2.3. Isolation and cultivation of non-permanent cell lines

Recently, considerable progress has been made in the development of techniques for the isolation and cultivation of non-permanent honey bee cell lines. These cell lines have some advantages over primary cells because they can be passaged at least once and, therefore, can be cultivated for a longer time than primary cells. All life stages, from eggs to adult, and various tissues, appear to be capable of producing primary cell cultures, with isolations from bee brains (Goldberg et al., 1999), antennae (Barbara et al., 2008) embryos (Chan et al., 2010), haemolymph (VanSteenkiste 1988; Sorescu et al., 2003) fat bodies (Kaatz et al., 1985; Hunter 2010), with the most successful reports supporting use of 4-9 day old developing larvae (Sorescu et al., 2003; Rocher et al., 2004, Hunter 2010). Even so, bee cell proliferation in culture is generally slow. Addition of foetal calf serum (FCS) at a concentration of about 5–20 %, or various amounts of haemolymph or pollen do not appear to affect cell proliferation or rate of growth. Cells normally do not show any signs of differentiation over time, thus cell passages reported are few, up to 5 times over several months (3-8 months cultivation). Larvae with developing head capsule, white eyes, along with the light brown eye, early stage pupae appeared to produce more active cell cultures with diverse cell types, especially when a special culture medium AmWH5 (Table 1) developed for the establishment of non-permanent cell-lines from honey bee tissues was used (Hunter, 2010). An example of such a non-permanent honey bee cell line established from white-eyed pupae is shown in Fig. 1.

Fig. 1. Primary culture of honey bee, A. mellifera, pupae, white head, 17d post explanted.
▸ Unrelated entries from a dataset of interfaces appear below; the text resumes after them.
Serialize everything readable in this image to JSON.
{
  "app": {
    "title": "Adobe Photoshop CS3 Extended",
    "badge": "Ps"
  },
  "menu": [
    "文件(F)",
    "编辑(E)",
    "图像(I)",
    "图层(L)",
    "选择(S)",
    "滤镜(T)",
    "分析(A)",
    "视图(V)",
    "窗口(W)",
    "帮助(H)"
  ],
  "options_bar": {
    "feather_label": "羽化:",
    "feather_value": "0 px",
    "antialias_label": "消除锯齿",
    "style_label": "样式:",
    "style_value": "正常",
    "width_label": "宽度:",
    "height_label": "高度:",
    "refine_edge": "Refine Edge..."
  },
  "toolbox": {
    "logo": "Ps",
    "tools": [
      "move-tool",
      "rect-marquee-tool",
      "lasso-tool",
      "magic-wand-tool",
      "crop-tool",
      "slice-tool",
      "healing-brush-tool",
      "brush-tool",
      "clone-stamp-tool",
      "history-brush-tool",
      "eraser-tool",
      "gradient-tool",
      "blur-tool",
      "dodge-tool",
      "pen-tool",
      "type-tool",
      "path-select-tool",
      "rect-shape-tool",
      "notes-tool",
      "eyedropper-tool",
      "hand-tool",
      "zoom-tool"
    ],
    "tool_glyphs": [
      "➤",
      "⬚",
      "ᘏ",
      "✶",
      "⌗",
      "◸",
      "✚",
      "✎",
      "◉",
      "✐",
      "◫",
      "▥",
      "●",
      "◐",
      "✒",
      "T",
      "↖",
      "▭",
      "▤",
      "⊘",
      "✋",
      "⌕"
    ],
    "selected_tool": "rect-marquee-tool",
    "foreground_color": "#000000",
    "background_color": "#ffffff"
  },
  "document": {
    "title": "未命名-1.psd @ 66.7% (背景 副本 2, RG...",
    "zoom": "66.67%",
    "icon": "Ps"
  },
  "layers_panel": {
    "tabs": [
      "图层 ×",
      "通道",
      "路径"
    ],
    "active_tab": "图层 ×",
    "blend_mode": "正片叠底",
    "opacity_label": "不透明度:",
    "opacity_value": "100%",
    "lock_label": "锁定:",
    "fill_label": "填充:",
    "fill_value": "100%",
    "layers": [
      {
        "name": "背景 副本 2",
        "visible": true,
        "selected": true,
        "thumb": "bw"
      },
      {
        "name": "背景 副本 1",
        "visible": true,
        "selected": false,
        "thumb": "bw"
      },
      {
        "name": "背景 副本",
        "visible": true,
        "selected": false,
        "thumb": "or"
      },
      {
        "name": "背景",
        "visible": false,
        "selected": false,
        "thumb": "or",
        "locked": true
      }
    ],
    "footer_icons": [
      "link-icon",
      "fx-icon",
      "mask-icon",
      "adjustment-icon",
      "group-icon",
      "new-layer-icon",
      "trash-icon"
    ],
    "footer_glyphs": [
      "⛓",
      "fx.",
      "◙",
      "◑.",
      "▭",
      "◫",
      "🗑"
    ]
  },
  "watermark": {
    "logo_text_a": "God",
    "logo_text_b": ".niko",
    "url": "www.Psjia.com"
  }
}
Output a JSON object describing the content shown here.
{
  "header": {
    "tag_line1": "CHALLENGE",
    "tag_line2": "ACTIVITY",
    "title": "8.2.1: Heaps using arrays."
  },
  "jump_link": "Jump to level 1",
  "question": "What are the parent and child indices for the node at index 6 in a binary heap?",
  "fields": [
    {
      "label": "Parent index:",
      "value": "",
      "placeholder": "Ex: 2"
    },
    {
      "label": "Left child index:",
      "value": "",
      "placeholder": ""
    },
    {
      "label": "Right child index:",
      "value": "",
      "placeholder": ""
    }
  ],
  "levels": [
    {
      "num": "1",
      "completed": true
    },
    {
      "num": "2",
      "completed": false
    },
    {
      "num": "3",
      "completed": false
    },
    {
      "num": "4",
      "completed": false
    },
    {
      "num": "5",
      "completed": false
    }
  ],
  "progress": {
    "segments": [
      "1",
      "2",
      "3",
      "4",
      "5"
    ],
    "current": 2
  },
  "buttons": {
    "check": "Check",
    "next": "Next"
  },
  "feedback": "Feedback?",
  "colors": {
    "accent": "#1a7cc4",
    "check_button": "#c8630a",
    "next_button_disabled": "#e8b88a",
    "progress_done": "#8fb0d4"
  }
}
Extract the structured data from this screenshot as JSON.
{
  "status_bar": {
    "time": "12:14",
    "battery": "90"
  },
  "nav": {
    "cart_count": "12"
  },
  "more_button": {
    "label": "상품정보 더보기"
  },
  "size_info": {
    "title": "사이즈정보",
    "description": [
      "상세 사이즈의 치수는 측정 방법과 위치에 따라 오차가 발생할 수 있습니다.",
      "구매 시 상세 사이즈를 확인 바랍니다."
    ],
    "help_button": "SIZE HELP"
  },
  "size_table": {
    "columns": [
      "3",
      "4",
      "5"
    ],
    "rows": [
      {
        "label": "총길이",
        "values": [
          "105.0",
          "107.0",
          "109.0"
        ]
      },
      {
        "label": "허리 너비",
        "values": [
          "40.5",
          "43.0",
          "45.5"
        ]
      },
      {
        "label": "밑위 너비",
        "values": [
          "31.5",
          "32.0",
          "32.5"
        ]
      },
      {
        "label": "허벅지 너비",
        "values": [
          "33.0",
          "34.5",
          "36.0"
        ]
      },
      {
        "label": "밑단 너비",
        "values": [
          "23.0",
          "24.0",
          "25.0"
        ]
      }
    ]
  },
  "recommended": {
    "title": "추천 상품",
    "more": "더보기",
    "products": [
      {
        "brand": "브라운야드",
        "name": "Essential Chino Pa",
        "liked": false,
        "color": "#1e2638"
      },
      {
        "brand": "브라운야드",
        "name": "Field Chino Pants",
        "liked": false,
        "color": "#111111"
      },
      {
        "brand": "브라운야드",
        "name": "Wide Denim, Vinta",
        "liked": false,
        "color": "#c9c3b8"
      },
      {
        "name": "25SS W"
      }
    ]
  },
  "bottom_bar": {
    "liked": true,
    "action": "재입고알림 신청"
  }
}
AmWH5 medium (Hunter, WB, USDA,ARS 2011.).

Image 1

2.3.2. Care and observation of explanted material